_What you will do_. Report every line of the records below that includes the string "name".

_Data records for software interfaces_.
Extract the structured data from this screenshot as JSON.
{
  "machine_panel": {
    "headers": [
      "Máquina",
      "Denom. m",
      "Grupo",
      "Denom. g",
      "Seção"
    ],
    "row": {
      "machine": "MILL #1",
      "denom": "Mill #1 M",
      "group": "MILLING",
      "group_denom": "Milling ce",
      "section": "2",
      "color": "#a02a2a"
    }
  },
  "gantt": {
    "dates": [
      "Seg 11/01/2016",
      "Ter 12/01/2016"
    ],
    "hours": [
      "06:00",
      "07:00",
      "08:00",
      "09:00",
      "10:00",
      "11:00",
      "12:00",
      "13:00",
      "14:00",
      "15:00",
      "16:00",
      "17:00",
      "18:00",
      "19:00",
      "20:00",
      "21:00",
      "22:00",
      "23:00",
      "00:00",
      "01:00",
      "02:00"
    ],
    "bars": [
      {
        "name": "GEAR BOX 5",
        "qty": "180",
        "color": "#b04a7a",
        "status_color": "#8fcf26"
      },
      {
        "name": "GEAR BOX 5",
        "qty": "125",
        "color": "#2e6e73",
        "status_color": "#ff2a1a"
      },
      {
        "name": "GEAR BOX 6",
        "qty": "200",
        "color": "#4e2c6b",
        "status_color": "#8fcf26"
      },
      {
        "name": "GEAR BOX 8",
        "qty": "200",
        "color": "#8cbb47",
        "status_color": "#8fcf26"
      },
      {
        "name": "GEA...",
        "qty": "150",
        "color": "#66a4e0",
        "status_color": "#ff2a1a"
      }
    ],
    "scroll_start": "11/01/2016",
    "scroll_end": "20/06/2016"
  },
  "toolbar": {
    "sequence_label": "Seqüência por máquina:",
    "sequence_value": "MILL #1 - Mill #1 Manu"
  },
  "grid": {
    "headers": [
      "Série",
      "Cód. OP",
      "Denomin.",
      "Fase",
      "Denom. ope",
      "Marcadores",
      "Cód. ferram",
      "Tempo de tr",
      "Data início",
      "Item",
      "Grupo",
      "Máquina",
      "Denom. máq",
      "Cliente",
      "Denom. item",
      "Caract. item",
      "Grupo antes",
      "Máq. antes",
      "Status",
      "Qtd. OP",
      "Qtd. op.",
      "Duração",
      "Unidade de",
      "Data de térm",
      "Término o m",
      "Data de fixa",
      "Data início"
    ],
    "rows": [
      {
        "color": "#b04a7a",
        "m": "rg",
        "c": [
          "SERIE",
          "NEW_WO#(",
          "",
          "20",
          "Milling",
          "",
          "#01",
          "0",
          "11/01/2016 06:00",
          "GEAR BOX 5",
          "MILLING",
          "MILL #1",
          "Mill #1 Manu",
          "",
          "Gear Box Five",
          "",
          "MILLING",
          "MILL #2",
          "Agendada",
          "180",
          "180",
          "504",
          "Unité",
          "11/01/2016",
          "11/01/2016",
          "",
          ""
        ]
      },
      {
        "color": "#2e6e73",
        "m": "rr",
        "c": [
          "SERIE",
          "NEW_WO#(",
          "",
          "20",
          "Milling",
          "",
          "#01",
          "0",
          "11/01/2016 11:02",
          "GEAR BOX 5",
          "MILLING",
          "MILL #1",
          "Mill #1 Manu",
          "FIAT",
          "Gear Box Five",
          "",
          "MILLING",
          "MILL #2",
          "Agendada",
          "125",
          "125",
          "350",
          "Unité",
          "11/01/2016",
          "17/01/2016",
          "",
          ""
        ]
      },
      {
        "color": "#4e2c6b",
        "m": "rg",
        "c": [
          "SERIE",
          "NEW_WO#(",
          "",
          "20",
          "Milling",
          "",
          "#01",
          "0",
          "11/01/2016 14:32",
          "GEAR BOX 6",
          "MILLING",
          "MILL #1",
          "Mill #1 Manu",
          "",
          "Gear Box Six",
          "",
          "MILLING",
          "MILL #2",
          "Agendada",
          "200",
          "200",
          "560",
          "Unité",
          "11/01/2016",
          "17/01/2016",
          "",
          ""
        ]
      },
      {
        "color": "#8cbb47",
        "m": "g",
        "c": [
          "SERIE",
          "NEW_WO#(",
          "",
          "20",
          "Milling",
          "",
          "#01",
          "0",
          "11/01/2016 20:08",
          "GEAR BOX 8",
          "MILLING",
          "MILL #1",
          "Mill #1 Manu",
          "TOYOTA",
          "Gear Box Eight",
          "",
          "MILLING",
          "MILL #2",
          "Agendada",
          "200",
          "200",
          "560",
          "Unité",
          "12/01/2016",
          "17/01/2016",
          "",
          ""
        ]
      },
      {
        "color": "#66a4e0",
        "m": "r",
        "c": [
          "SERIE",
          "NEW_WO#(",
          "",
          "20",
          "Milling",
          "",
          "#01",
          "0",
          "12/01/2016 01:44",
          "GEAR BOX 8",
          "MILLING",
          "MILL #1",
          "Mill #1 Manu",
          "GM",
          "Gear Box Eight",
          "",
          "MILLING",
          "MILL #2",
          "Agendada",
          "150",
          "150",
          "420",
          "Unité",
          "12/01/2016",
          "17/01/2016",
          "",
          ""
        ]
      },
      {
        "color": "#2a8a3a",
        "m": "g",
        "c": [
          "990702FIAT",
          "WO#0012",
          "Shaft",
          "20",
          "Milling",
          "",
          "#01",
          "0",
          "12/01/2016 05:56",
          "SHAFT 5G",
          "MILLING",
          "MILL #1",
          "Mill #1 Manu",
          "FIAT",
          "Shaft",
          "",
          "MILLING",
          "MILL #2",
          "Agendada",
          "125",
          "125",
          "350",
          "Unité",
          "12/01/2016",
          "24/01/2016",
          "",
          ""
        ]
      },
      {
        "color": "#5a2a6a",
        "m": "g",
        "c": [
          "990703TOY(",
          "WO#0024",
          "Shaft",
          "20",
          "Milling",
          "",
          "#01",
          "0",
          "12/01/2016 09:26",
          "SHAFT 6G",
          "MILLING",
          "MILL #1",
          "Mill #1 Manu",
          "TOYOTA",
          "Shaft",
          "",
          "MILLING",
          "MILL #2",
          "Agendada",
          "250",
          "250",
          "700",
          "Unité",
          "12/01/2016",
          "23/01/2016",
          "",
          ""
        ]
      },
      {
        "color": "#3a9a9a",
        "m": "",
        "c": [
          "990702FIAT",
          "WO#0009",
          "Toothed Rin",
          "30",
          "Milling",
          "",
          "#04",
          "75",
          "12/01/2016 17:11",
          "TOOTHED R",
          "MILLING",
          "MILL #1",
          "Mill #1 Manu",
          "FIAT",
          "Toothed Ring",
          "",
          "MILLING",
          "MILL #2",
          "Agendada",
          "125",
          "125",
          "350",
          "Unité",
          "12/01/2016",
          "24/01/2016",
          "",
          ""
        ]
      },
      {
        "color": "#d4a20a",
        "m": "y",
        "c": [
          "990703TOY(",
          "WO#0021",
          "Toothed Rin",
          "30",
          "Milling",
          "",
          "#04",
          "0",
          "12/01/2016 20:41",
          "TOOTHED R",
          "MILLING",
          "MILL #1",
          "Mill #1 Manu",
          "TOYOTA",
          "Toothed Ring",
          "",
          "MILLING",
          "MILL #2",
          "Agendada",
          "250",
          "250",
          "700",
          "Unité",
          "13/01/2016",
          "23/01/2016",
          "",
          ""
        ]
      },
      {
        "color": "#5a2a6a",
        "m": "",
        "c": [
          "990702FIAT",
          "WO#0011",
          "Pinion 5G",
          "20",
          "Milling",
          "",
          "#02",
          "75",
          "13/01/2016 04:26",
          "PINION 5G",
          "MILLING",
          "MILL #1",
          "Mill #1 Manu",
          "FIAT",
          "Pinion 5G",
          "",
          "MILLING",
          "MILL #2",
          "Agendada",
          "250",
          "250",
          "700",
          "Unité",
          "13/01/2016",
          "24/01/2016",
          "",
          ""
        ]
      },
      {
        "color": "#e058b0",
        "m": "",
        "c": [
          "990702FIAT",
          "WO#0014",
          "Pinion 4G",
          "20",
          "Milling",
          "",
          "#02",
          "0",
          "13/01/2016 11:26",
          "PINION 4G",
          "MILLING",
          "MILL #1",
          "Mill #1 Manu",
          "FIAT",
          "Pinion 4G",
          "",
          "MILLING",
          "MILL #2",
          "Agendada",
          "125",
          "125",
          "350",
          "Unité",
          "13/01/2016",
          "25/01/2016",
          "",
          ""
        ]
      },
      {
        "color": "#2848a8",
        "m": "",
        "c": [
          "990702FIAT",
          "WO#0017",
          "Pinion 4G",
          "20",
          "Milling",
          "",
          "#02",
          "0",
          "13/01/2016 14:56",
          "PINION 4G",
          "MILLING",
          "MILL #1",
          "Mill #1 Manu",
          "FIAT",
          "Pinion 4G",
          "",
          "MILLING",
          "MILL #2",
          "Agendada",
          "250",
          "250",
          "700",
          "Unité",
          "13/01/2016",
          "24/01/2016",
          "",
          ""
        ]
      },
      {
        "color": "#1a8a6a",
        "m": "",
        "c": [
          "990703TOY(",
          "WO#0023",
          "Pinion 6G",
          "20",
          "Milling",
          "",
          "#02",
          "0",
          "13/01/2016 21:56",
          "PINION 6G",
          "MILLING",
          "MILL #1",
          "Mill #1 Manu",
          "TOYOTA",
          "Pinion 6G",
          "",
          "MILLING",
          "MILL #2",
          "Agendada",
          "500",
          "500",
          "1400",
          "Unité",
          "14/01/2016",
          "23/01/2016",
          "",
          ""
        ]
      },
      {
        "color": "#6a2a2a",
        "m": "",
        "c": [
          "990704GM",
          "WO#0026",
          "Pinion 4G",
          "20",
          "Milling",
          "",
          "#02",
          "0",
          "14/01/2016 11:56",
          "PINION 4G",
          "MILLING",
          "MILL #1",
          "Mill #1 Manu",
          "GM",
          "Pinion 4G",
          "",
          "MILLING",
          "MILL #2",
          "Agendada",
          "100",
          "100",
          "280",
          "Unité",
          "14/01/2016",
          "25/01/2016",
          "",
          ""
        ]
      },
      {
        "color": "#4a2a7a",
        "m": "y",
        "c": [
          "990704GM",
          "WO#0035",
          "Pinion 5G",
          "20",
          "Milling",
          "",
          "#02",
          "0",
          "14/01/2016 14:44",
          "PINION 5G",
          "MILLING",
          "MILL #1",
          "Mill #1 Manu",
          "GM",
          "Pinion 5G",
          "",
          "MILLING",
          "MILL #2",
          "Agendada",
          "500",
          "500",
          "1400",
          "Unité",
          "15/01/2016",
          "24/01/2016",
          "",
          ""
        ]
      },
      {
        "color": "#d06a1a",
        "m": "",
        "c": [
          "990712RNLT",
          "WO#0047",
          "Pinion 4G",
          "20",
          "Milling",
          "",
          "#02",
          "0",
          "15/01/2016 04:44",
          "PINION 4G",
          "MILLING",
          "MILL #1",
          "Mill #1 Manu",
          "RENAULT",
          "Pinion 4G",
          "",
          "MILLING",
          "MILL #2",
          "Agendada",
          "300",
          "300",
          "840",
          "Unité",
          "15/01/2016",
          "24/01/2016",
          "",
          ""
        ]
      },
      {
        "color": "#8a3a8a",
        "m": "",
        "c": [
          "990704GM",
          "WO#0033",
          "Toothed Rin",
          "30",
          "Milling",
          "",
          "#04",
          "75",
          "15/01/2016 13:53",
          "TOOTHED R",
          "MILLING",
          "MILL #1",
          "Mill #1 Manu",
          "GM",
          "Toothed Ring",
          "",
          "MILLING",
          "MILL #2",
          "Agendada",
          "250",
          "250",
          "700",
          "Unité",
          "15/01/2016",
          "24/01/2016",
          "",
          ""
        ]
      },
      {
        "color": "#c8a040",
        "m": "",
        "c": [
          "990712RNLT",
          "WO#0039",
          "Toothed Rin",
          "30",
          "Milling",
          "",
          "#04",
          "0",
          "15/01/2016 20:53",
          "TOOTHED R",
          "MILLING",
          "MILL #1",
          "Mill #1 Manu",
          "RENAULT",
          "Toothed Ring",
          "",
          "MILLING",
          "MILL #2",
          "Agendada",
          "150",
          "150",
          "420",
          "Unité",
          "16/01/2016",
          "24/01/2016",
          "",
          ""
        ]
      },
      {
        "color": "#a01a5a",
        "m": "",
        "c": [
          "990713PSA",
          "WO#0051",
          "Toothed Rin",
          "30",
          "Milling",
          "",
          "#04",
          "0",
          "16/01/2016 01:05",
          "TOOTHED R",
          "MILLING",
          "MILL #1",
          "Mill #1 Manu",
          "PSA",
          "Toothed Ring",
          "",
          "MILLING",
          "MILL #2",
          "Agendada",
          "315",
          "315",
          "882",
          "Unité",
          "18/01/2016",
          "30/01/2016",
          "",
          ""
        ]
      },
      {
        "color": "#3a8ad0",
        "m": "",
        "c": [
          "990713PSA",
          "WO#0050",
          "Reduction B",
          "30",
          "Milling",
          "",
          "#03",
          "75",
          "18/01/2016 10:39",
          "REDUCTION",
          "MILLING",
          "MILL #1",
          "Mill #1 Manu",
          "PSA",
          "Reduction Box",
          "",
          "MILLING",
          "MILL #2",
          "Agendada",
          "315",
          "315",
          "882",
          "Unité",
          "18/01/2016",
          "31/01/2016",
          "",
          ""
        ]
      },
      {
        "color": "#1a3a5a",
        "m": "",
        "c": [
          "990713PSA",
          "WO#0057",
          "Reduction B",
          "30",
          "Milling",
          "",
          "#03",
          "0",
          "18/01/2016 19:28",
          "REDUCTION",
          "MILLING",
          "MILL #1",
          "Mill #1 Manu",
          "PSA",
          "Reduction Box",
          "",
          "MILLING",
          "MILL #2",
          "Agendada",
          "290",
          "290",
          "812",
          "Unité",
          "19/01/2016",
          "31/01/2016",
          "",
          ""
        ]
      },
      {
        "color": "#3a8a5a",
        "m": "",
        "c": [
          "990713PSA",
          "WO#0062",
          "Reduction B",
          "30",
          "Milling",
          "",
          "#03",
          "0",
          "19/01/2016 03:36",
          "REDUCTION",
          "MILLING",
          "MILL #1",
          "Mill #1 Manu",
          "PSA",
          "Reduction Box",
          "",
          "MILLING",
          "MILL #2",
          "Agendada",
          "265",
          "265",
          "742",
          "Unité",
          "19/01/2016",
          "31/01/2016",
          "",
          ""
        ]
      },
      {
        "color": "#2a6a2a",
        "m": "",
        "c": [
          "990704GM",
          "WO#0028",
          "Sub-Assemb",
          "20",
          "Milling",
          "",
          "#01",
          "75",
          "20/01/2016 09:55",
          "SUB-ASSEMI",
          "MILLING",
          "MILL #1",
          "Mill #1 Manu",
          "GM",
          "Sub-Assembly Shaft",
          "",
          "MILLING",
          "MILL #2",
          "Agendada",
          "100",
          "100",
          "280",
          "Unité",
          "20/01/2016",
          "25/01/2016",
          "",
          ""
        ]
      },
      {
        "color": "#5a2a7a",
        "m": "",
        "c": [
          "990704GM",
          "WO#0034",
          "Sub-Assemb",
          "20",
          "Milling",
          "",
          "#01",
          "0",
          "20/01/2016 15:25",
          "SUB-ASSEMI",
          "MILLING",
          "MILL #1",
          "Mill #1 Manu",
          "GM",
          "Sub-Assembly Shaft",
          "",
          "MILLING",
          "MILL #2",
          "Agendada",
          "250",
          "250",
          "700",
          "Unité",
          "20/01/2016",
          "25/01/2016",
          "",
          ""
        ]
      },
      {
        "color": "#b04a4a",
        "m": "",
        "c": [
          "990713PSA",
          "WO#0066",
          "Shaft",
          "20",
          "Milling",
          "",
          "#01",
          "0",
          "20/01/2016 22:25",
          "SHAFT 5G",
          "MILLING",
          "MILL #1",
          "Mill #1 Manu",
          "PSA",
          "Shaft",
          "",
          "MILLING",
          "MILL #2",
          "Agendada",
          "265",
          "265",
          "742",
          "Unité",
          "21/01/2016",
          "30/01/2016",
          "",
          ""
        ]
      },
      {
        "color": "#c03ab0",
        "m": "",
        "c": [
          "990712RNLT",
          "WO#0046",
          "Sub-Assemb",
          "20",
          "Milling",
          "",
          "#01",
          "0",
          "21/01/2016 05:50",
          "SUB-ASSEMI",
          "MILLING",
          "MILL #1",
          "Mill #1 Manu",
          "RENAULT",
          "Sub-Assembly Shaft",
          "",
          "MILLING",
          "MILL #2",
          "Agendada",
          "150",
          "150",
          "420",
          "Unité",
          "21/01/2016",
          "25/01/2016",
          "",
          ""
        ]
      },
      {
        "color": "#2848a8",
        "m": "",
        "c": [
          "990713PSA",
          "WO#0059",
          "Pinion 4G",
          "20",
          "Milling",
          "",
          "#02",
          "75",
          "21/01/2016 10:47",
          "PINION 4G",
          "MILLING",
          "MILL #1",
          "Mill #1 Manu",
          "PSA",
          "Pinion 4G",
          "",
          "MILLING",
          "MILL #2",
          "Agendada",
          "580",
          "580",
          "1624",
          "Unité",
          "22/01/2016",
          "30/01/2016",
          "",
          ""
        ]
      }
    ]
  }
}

_Exercise response_.
        "name": "GEAR BOX 5",
        "name": "GEAR BOX 5",
        "name": "GEAR BOX 6",
        "name": "GEAR BOX 8",
        "name": "GEA...",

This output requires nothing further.